In 2005, the same year of the sale, Raymond opened a barbecue restaurant in Wood Dale, just outside of Chicago. Then he purchased True Cuisine Catering in 2010 to go along with Sweet Baby Ray's barbecue catering company. Duce Raymond, who is in business with Dave, added in his line of barbecue sauces: Duce's Wild BBQ Sauces. Combined, the businesses are called SBR Events Group, Duce Raymond explained to Chi Thee Wed.

The old and new Sweet Baby Ray's businesses are still deeply intertwined. SBR Events Group promotes its use of Sweet Baby Ray's barbecue sauce along with Duce's Wild BBQ Sauces. The restaurant in Wood Dale also has ten Sweet Baby Ray's house barbecue sauces exclusive to the location. The restaurant's website nods to Dave Raymond's former sauce business, though it leaves Larry, the original sauce recipe creator, out of it and instead mentions how Dave "and his friend and partner Mike O'Brien went on to build the most popular barbecue sauce brand in history."

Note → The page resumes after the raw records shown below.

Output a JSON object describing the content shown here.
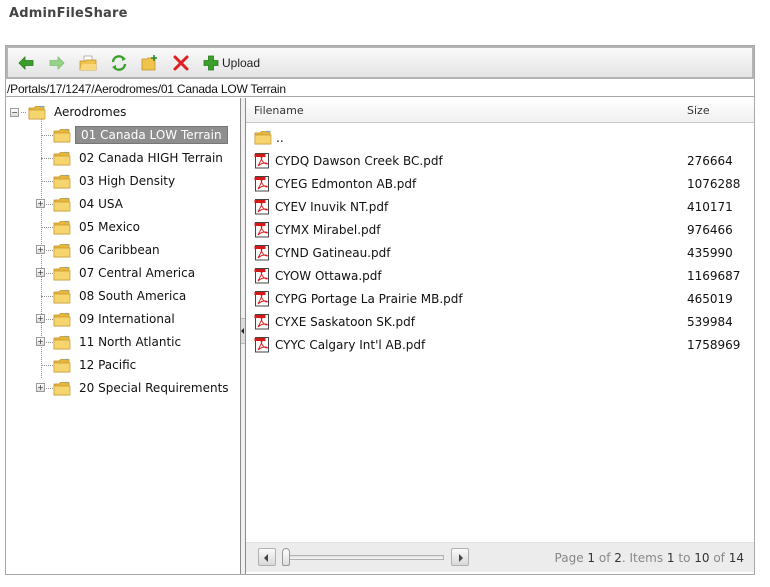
{
  "app": {
    "title": "AdminFileShare"
  },
  "toolbar": {
    "buttons": [
      {
        "name": "back",
        "icon": "arrow-left-icon"
      },
      {
        "name": "forward",
        "icon": "arrow-right-icon"
      },
      {
        "name": "open",
        "icon": "open-folder-icon"
      },
      {
        "name": "refresh",
        "icon": "refresh-icon"
      },
      {
        "name": "new-folder",
        "icon": "new-folder-icon"
      },
      {
        "name": "delete",
        "icon": "delete-icon"
      }
    ],
    "upload_label": "Upload"
  },
  "address": {
    "path": "/Portals/17/1247/Aerodromes/01 Canada LOW Terrain"
  },
  "tree": {
    "root": {
      "label": "Aerodromes",
      "expanded": true
    },
    "children": [
      {
        "label": "01 Canada LOW Terrain",
        "expandable": false,
        "selected": true
      },
      {
        "label": "02 Canada HIGH Terrain",
        "expandable": false
      },
      {
        "label": "03 High Density",
        "expandable": false
      },
      {
        "label": "04 USA",
        "expandable": true
      },
      {
        "label": "05 Mexico",
        "expandable": false
      },
      {
        "label": "06 Caribbean",
        "expandable": true
      },
      {
        "label": "07 Central America",
        "expandable": true
      },
      {
        "label": "08 South America",
        "expandable": false
      },
      {
        "label": "09 International",
        "expandable": true
      },
      {
        "label": "11 North Atlantic",
        "expandable": true
      },
      {
        "label": "12 Pacific",
        "expandable": false
      },
      {
        "label": "20 Special Requirements",
        "expandable": true
      }
    ]
  },
  "grid": {
    "columns": {
      "filename": "Filename",
      "size": "Size"
    },
    "parent_row": {
      "name": ".."
    },
    "rows": [
      {
        "name": "CYDQ Dawson Creek BC.pdf",
        "size": "276664"
      },
      {
        "name": "CYEG Edmonton AB.pdf",
        "size": "1076288"
      },
      {
        "name": "CYEV Inuvik NT.pdf",
        "size": "410171"
      },
      {
        "name": "CYMX Mirabel.pdf",
        "size": "976466"
      },
      {
        "name": "CYND Gatineau.pdf",
        "size": "435990"
      },
      {
        "name": "CYOW Ottawa.pdf",
        "size": "1169687"
      },
      {
        "name": "CYPG Portage La Prairie MB.pdf",
        "size": "465019"
      },
      {
        "name": "CYXE Saskatoon SK.pdf",
        "size": "539984"
      },
      {
        "name": "CYYC Calgary Int'l AB.pdf",
        "size": "1758969"
      }
    ]
  },
  "pager": {
    "page_word": "Page ",
    "current_page": "1",
    "of_word": " of ",
    "total_pages": "2",
    "items_word": ". Items ",
    "item_from": "1",
    "to_word": " to ",
    "item_to": "10",
    "of_word2": " of ",
    "total_items": "14",
    "slider_fraction": 0
  }
}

Sweet Baby Ray's started with $2,000 and grew to $30 million before they sold it

Duce Raymond provided some hard numbers on the business side of Sweet Baby Ray's — both before and after the sale — when speaking with Chi Thee Wed. "They started with $2,000 and a dream," Raymond said. "In 20 years they [sold] their small sauce company to a 30 million dollar brand. About 17 years ago, we sold Sweet Baby Ray's to Ken's Foods and, since that time Sweet Baby Ray's has grown from a 30 million dollar brand to a 600 million dollar brand."

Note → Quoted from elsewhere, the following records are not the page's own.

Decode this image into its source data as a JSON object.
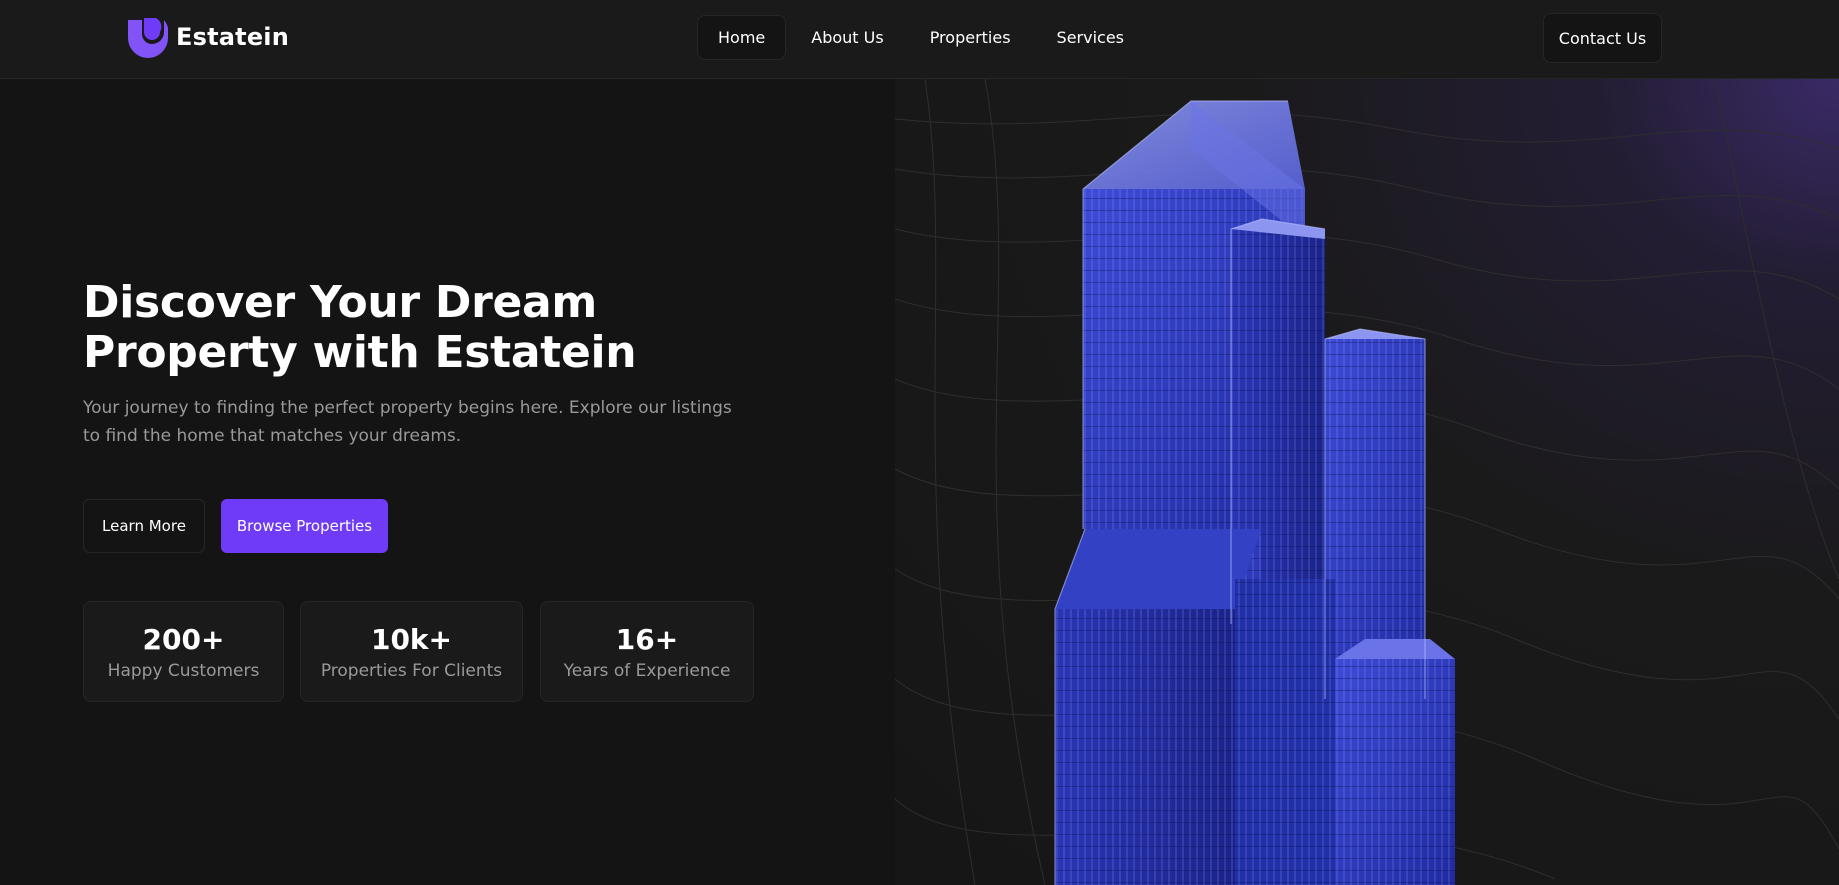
{
  "brand": {
    "name": "Estatein",
    "accent_color": "#703bf7",
    "logo_icon": "estatein-logo-icon"
  },
  "nav": {
    "items": [
      {
        "label": "Home",
        "active": true
      },
      {
        "label": "About Us",
        "active": false
      },
      {
        "label": "Properties",
        "active": false
      },
      {
        "label": "Services",
        "active": false
      }
    ],
    "contact_label": "Contact Us"
  },
  "hero": {
    "title_line1": "Discover Your Dream",
    "title_line2": "Property with Estatein",
    "subtitle": "Your journey to finding the perfect property begins here. Explore our listings to find the home that matches your dreams.",
    "learn_more_label": "Learn More",
    "browse_label": "Browse Properties",
    "stats": [
      {
        "value": "200+",
        "label": "Happy Customers"
      },
      {
        "value": "10k+",
        "label": "Properties For Clients"
      },
      {
        "value": "16+",
        "label": "Years of Experience"
      }
    ]
  },
  "image": {
    "subject": "blue-glass-skyscraper"
  }
}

Hard data on the sales numbers are hard to come by since Sweet Baby Ray's was a private company before it sold, and its new owner, Ken's Foods, is a private company as well. Dave Raymond put the ballpark value of the Sweet Baby Ray's sauce brand in the $560 million range in a short 2016 documentary

Sweet Baby Ray's is the best selling barbecue sauce, and has been for years

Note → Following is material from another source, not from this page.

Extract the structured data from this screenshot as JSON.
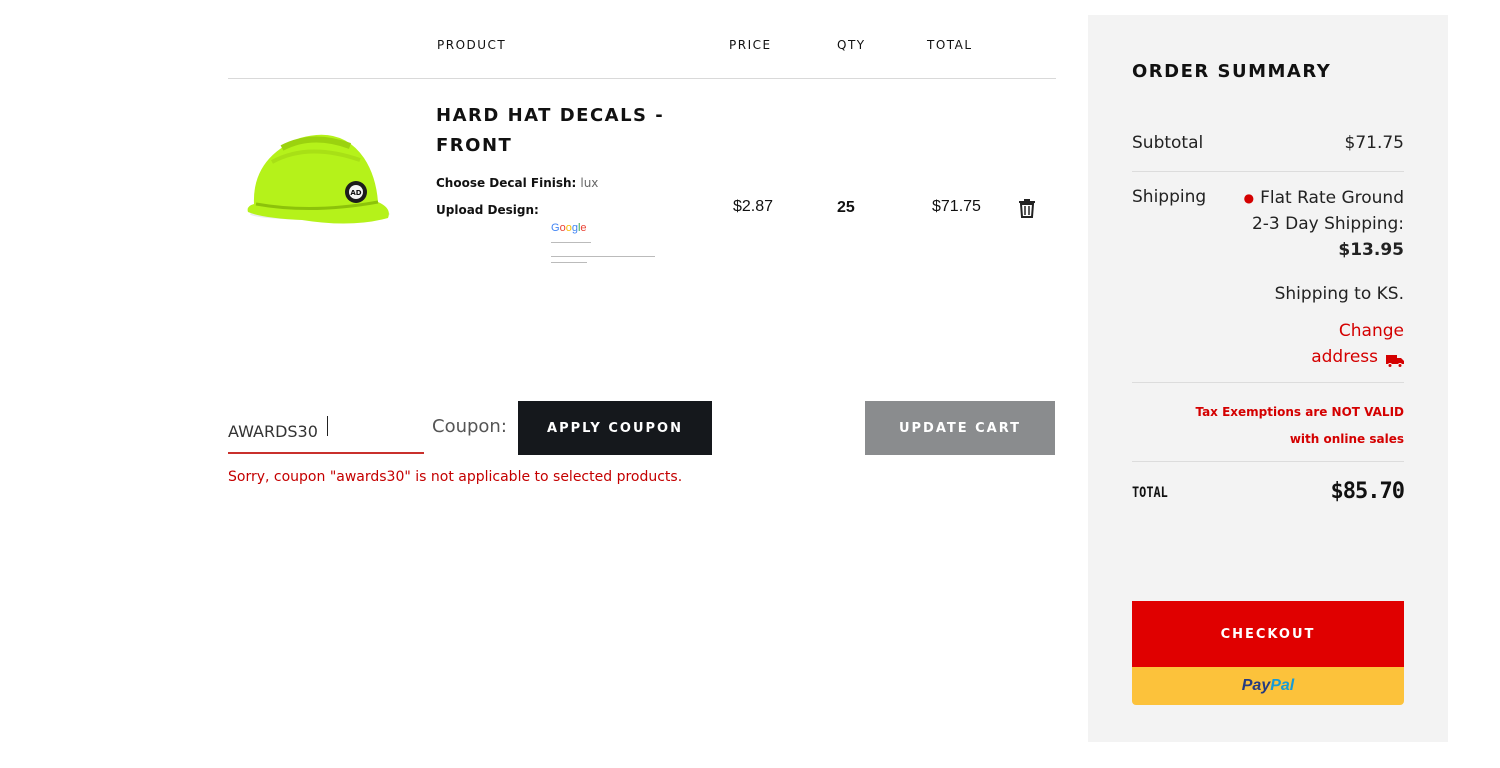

Despite a general lack of consensus on the value of the company, today Sweet Baby Ray's is one of, and at times the number one, selling barbecue sauce in the United States. In fact, it's been ahead of grocery store barbecue sauce competitors like Kraft, KC Masterpiece, and Stubb's for years.

The comparison site Statista put Sweet Baby Ray's well above the competition in 2014 with its total sales at $151 million annually. Another Statista data set from 2017 that was published in 2020 found that Sweet Baby Ray's "is the most popular barbecue sauce amongst U.S. consumers," and that more than half of the barbecue sauce purchasers in the poll bought Sweet Baby Ray's on a regular basis. Kraft Original and KC Masterpiece were tied for second, followed by Heinz barbecue sauce.

The Sweet Baby Ray dominance is no small feat, as sauce is truly big business. Statista expects retail barbecue sauce sales to bring in about $920 million in 2021.

Sweet Baby Ray's has a line of no sugar added, keto-friendly barbecue sauces

Dietary restrictions won't get in the way of eating Sweet Baby Ray's. In 2020, the brand released a low-calorie, low-carb, no sugar added version of the Original and Hickory flavored barbecue sauces. The sauce has just 1 gram of sugar and 1 carb, which caught the eyes of barbecue fans. One weight loss focused Instagram account described it as "way better than the regular, more smokey and less sweet." Sweet was built into the name to describe the flavor as well as pay homage to Dave Raymond's nickname, but this shows there's an appetite out there for something a little less saccharin as well.

If you look closely at the barbecue sauce ingredients, however, you'll notice that there is at least some presence of sweetener. Allulose, a low-calorie sugar originally from wheat, is the fourth ingredient right ahead of salt, and sucralose (Splenda) is in the category of ingredients that make up 2 percent or less of the product.

Sweet Baby Ray's makes products that keep other dietary restrictions in mind, too. According to the products page, 14 wings and barbecue sauces are gluten-free and 15 are Kosher certified out of the 20 available sauces.